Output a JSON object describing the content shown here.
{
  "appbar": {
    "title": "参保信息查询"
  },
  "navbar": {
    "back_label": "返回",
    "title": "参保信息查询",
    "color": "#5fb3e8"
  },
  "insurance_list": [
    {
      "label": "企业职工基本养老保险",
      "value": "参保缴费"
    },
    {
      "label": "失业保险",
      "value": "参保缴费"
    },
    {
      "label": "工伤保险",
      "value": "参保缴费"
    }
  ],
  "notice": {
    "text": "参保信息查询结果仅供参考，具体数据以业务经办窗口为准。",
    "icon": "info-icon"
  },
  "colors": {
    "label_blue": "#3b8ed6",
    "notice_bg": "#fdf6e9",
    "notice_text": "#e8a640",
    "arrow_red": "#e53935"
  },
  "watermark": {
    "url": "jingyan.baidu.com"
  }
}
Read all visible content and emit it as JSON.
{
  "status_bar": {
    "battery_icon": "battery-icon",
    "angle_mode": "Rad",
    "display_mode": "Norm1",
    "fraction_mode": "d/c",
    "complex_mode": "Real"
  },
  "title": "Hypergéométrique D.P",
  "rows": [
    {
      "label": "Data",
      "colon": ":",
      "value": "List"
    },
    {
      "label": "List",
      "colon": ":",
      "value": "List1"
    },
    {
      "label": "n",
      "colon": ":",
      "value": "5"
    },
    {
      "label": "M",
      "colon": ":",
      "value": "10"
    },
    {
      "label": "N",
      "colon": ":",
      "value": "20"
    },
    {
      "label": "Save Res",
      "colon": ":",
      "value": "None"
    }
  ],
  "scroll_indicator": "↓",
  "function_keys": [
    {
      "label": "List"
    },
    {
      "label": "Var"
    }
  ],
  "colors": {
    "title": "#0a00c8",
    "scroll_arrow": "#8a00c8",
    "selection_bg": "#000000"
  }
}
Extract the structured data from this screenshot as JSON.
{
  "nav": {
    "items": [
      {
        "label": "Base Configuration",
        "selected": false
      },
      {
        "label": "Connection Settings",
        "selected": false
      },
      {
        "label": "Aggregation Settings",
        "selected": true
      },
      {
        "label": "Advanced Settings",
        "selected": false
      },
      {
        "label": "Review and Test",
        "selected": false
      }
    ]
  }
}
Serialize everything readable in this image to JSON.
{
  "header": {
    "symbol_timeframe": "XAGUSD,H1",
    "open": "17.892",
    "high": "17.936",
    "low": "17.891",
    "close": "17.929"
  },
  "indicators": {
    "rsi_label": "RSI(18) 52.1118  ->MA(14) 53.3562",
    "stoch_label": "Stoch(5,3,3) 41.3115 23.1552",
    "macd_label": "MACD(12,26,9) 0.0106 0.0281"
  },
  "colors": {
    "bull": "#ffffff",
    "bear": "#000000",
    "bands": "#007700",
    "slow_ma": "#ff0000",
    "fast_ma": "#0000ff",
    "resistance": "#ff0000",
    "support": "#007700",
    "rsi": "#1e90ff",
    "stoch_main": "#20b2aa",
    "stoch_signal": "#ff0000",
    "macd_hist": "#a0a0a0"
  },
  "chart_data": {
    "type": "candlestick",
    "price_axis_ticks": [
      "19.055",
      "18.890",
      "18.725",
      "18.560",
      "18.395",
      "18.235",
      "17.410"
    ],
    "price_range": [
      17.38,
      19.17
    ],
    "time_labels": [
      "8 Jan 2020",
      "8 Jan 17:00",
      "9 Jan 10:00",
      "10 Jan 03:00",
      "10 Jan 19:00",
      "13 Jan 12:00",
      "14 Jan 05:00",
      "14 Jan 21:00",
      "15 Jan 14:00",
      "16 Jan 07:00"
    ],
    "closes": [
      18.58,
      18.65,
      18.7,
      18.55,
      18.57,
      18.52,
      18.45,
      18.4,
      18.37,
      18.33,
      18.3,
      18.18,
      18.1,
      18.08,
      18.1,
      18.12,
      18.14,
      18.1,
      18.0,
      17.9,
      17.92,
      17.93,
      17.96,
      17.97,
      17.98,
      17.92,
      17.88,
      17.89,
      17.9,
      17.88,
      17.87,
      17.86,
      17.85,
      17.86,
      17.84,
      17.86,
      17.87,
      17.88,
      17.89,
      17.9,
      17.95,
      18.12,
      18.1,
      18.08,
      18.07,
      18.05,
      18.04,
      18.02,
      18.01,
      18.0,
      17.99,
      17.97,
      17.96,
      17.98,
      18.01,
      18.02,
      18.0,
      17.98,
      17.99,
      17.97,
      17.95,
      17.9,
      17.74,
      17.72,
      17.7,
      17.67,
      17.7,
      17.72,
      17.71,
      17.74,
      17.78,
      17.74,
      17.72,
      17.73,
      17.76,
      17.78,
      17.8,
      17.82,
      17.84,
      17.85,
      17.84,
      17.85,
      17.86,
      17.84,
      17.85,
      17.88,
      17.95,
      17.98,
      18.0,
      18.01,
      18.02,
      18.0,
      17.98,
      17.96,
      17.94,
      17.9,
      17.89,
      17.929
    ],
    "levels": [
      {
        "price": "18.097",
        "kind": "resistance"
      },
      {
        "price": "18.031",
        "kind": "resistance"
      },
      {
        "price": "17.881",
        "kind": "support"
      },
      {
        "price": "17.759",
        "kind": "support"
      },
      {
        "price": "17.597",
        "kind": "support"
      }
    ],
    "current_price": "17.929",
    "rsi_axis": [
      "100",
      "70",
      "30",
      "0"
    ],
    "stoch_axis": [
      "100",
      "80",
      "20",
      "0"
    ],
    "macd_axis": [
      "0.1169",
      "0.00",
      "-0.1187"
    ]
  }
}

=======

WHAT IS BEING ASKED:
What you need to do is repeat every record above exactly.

FINISHED TASK:
Output a JSON object describing the content shown here.
{
  "appbar": {
    "title": "参保信息查询"
  },
  "navbar": {
    "back_label": "返回",
    "title": "参保信息查询",
    "color": "#5fb3e8"
  },
  "insurance_list": [
    {
      "label": "企业职工基本养老保险",
      "value": "参保缴费"
    },
    {
      "label": "失业保险",
      "value": "参保缴费"
    },
    {
      "label": "工伤保险",
      "value": "参保缴费"
    }
  ],
  "notice": {
    "text": "参保信息查询结果仅供参考，具体数据以业务经办窗口为准。",
    "icon": "info-icon"
  },
  "colors": {
    "label_blue": "#3b8ed6",
    "notice_bg": "#fdf6e9",
    "notice_text": "#e8a640",
    "arrow_red": "#e53935"
  },
  "watermark": {
    "url": "jingyan.baidu.com"
  }
}
Read all visible content and emit it as JSON.
{
  "status_bar": {
    "battery_icon": "battery-icon",
    "angle_mode": "Rad",
    "display_mode": "Norm1",
    "fraction_mode": "d/c",
    "complex_mode": "Real"
  },
  "title": "Hypergéométrique D.P",
  "rows": [
    {
      "label": "Data",
      "colon": ":",
      "value": "List"
    },
    {
      "label": "List",
      "colon": ":",
      "value": "List1"
    },
    {
      "label": "n",
      "colon": ":",
      "value": "5"
    },
    {
      "label": "M",
      "colon": ":",
      "value": "10"
    },
    {
      "label": "N",
      "colon": ":",
      "value": "20"
    },
    {
      "label": "Save Res",
      "colon": ":",
      "value": "None"
    }
  ],
  "scroll_indicator": "↓",
  "function_keys": [
    {
      "label": "List"
    },
    {
      "label": "Var"
    }
  ],
  "colors": {
    "title": "#0a00c8",
    "scroll_arrow": "#8a00c8",
    "selection_bg": "#000000"
  }
}
Extract the structured data from this screenshot as JSON.
{
  "nav": {
    "items": [
      {
        "label": "Base Configuration",
        "selected": false
      },
      {
        "label": "Connection Settings",
        "selected": false
      },
      {
        "label": "Aggregation Settings",
        "selected": true
      },
      {
        "label": "Advanced Settings",
        "selected": false
      },
      {
        "label": "Review and Test",
        "selected": false
      }
    ]
  }
}
Serialize everything readable in this image to JSON.
{
  "header": {
    "symbol_timeframe": "XAGUSD,H1",
    "open": "17.892",
    "high": "17.936",
    "low": "17.891",
    "close": "17.929"
  },
  "indicators": {
    "rsi_label": "RSI(18) 52.1118  ->MA(14) 53.3562",
    "stoch_label": "Stoch(5,3,3) 41.3115 23.1552",
    "macd_label": "MACD(12,26,9) 0.0106 0.0281"
  },
  "colors": {
    "bull": "#ffffff",
    "bear": "#000000",
    "bands": "#007700",
    "slow_ma": "#ff0000",
    "fast_ma": "#0000ff",
    "resistance": "#ff0000",
    "support": "#007700",
    "rsi": "#1e90ff",
    "stoch_main": "#20b2aa",
    "stoch_signal": "#ff0000",
    "macd_hist": "#a0a0a0"
  },
  "chart_data": {
    "type": "candlestick",
    "price_axis_ticks": [
      "19.055",
      "18.890",
      "18.725",
      "18.560",
      "18.395",
      "18.235",
      "17.410"
    ],
    "price_range": [
      17.38,
      19.17
    ],
    "time_labels": [
      "8 Jan 2020",
      "8 Jan 17:00",
      "9 Jan 10:00",
      "10 Jan 03:00",
      "10 Jan 19:00",
      "13 Jan 12:00",
      "14 Jan 05:00",
      "14 Jan 21:00",
      "15 Jan 14:00",
      "16 Jan 07:00"
    ],
    "closes": [
      18.58,
      18.65,
      18.7,
      18.55,
      18.57,
      18.52,
      18.45,
      18.4,
      18.37,
      18.33,
      18.3,
      18.18,
      18.1,
      18.08,
      18.1,
      18.12,
      18.14,
      18.1,
      18.0,
      17.9,
      17.92,
      17.93,
      17.96,
      17.97,
      17.98,
      17.92,
      17.88,
      17.89,
      17.9,
      17.88,
      17.87,
      17.86,
      17.85,
      17.86,
      17.84,
      17.86,
      17.87,
      17.88,
      17.89,
      17.9,
      17.95,
      18.12,
      18.1,
      18.08,
      18.07,
      18.05,
      18.04,
      18.02,
      18.01,
      18.0,
      17.99,
      17.97,
      17.96,
      17.98,
      18.01,
      18.02,
      18.0,
      17.98,
      17.99,
      17.97,
      17.95,
      17.9,
      17.74,
      17.72,
      17.7,
      17.67,
      17.7,
      17.72,
      17.71,
      17.74,
      17.78,
      17.74,
      17.72,
      17.73,
      17.76,
      17.78,
      17.8,
      17.82,
      17.84,
      17.85,
      17.84,
      17.85,
      17.86,
      17.84,
      17.85,
      17.88,
      17.95,
      17.98,
      18.0,
      18.01,
      18.02,
      18.0,
      17.98,
      17.96,
      17.94,
      17.9,
      17.89,
      17.929
    ],
    "levels": [
      {
        "price": "18.097",
        "kind": "resistance"
      },
      {
        "price": "18.031",
        "kind": "resistance"
      },
      {
        "price": "17.881",
        "kind": "support"
      },
      {
        "price": "17.759",
        "kind": "support"
      },
      {
        "price": "17.597",
        "kind": "support"
      }
    ],
    "current_price": "17.929",
    "rsi_axis": [
      "100",
      "70",
      "30",
      "0"
    ],
    "stoch_axis": [
      "100",
      "80",
      "20",
      "0"
    ],
    "macd_axis": [
      "0.1169",
      "0.00",
      "-0.1187"
    ]
  }
}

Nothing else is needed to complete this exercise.